Vietnam veteran and registered-Republican, Jim Rassmann, whom Kerry had saved from drowning during the war, called up the campaign to offer his volunteer services. The incorporation of Rassmann into the campaign began driving attention toward Kerry's leadership and courage.
"He says he is apparently somewhat politically naive," Barone said of Rassman. "He said when he called the Kerry headquarters, he thought they might be asking him to man a phone bank in Oregon. Whoever answered that phone in Kerry headquarters in Washington had a pretty good idea what do to and they had him on a plane from Oregon to Iowa in less than 24 hours.
"That helped John Kerry sprint over the line ahead of John Edwards in Iowa, and that looks to have been very significant because John Kerry, the winner in Iowa, got a big bump out of Iowa in the New Hampshire polls. He immediately rose the next day after the Iowa caucuses, Howard Dean fell," Barone said.
Despite Kerry's bump, as the primary campaigns head onto the national stage, he is not free and clear to receive the nomination yet, say some experts. Kerry has a long record in the Senate voting against intelligence appropriations, the Apache helicopter and other weapons used in the Iraq war, said Roll Call executive editor Mort Kondracke.
"That's going to hurt him" if those votes are effectively used against him, Kondracke said.
But Barnes said Kerry can effectively put those criticisms to rest.
"I think his Vietnam experience, if he doesn't overdo talking about it and have Jim Rassmann appear on every podium with him, which he hasn't done, it really takes the edge off some of the votes that Republicans are going to attack him on," he said.
What to Do Now
Dean campaign manager Joe Trippi said Tuesday night that the campaign does "not consider South Carolina and Missouri to be battleground states next Tuesday," and Dean plans to concentrate on other states.

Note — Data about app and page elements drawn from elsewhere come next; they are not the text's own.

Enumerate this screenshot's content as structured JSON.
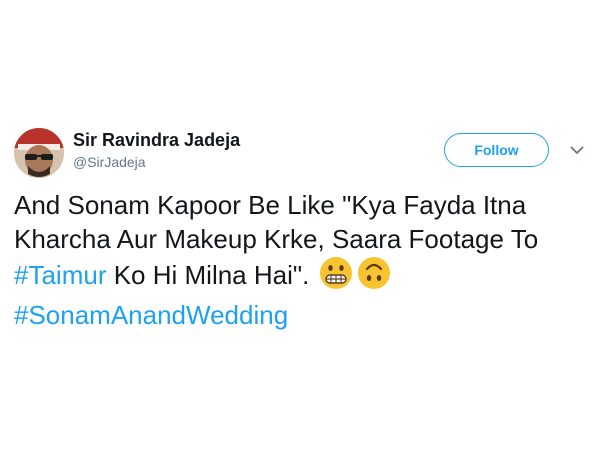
{
  "tweet": {
    "author": {
      "name": "Sir Ravindra Jadeja",
      "handle": "@SirJadeja"
    },
    "follow_label": "Follow",
    "text": {
      "line1": "And Sonam Kapoor Be Like \"Kya Fayda Itna",
      "line2": "Kharcha Aur Makeup Krke, Saara Footage To",
      "hashtag1": "#Taimur",
      "line3_rest": " Ko Hi Milna Hai\".",
      "hashtag2": "#SonamAnandWedding"
    },
    "emojis": [
      "grimacing-face",
      "upside-down-face"
    ]
  },
  "colors": {
    "link": "#1da1f2",
    "text": "#14171a",
    "muted": "#657786",
    "emoji": "#f7c331"
  }
}
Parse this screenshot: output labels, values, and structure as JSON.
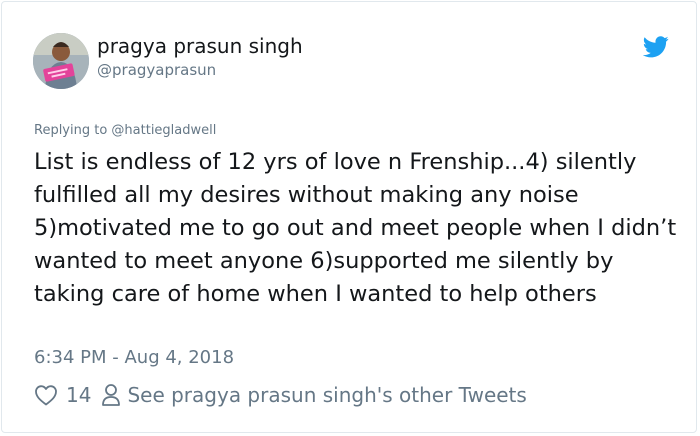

Dean said he will start with a series of television interviews and ad buys in the seven states scheduled for primaries next week and then build on the strong grassroots efforts already in place in California, New York and Texas.
Kondracke warned that Dean needs to rethink his campaign strategy if he's going to survive the next month of primaries.

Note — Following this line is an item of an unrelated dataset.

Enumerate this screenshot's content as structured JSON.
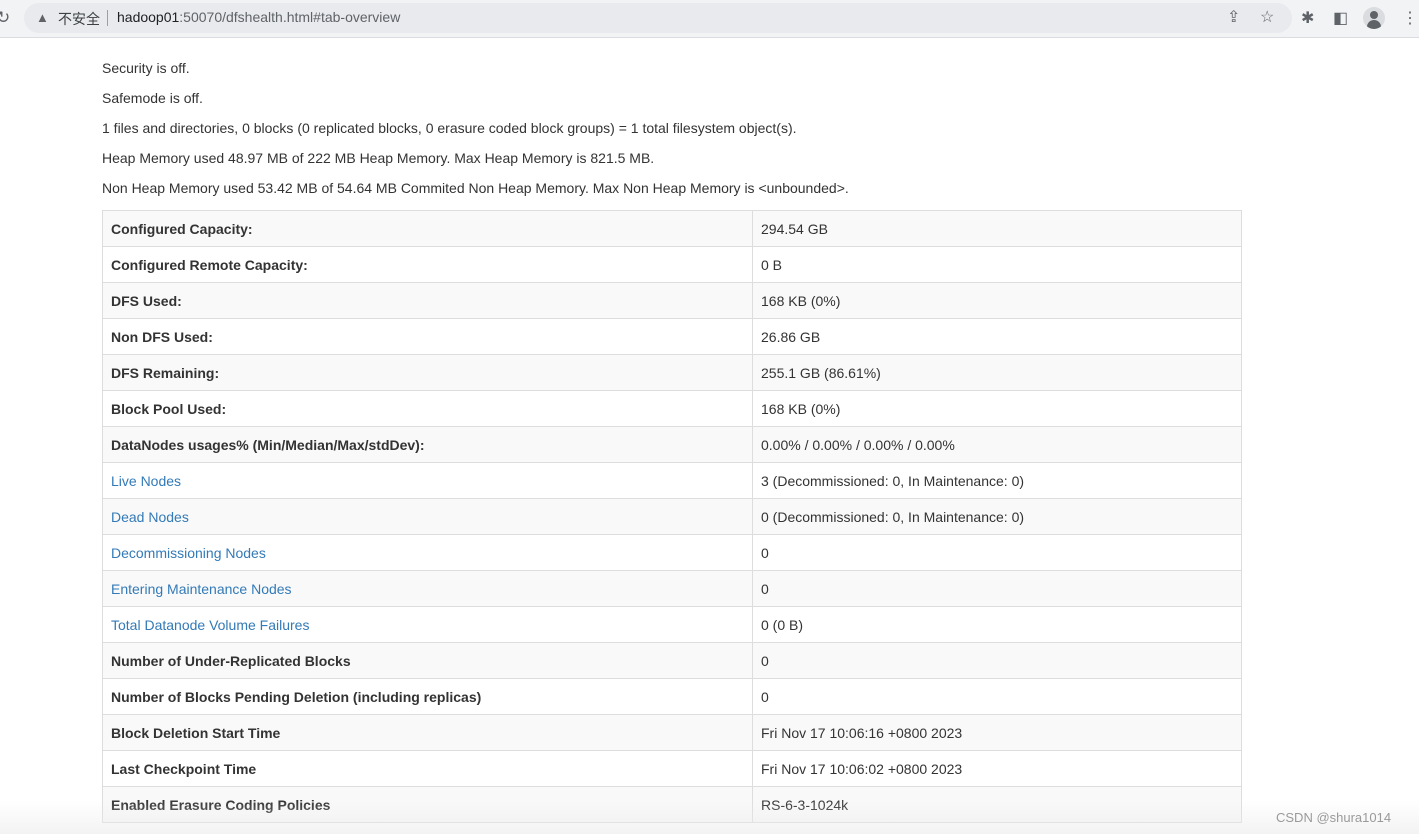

"Dean going to New Mexico, not national, is conceding that the only way to win is to catch Kerry someplace. That's not the way a confident campaign operates," Kondracke said.
"If Howard Dean thinks that he can just pick out a few states and challenge Kerry, and take him to the convention, I think he's mistaken," added Barnes.
Republican National Committe Chairman Ed Gillespie said Kerry has shown some momentum, but it doesn't matter to Republicans which candidate wins the nomination.
"The fact is, all of the people who seem to be coming out of New Hampshire, going to South Carolina, Missouri, Arizona and places, the fact is they are all for higher taxes. There's not a bit of difference between them when it comes to whether or not they are in favor of raising taxes at a time when we're tyring to create jobs," Gillespie said.
Mellman said he's confident his candidate will face Bush in November.
I don't think you can come in third in Iowa, as Howard Dean did, come in a rather distant second here in New Hampshire, a state where he was leading by a tremendous margin just a few weeks ago, and claim to have the moral authority, if you will, to coontinue this race. I have no doubt they are going to continue, but I think Howard Dean is really the walking wounded," Mellman said.
But despite all the certainty the experts project, few care to make absolute predictions about the future.
"I still have this thought in the back of my mind that John Edwards could somehow surprise all of us in all of this and actually be the nominee himself," said radio talk show host Laura Ingraham. "That might be a longshot after New Hampshire today, but I would not count him out. I think John Edwards could be a formidable candidate against President Bush and he has one thing going for him. He is not a Massachusetts liberal."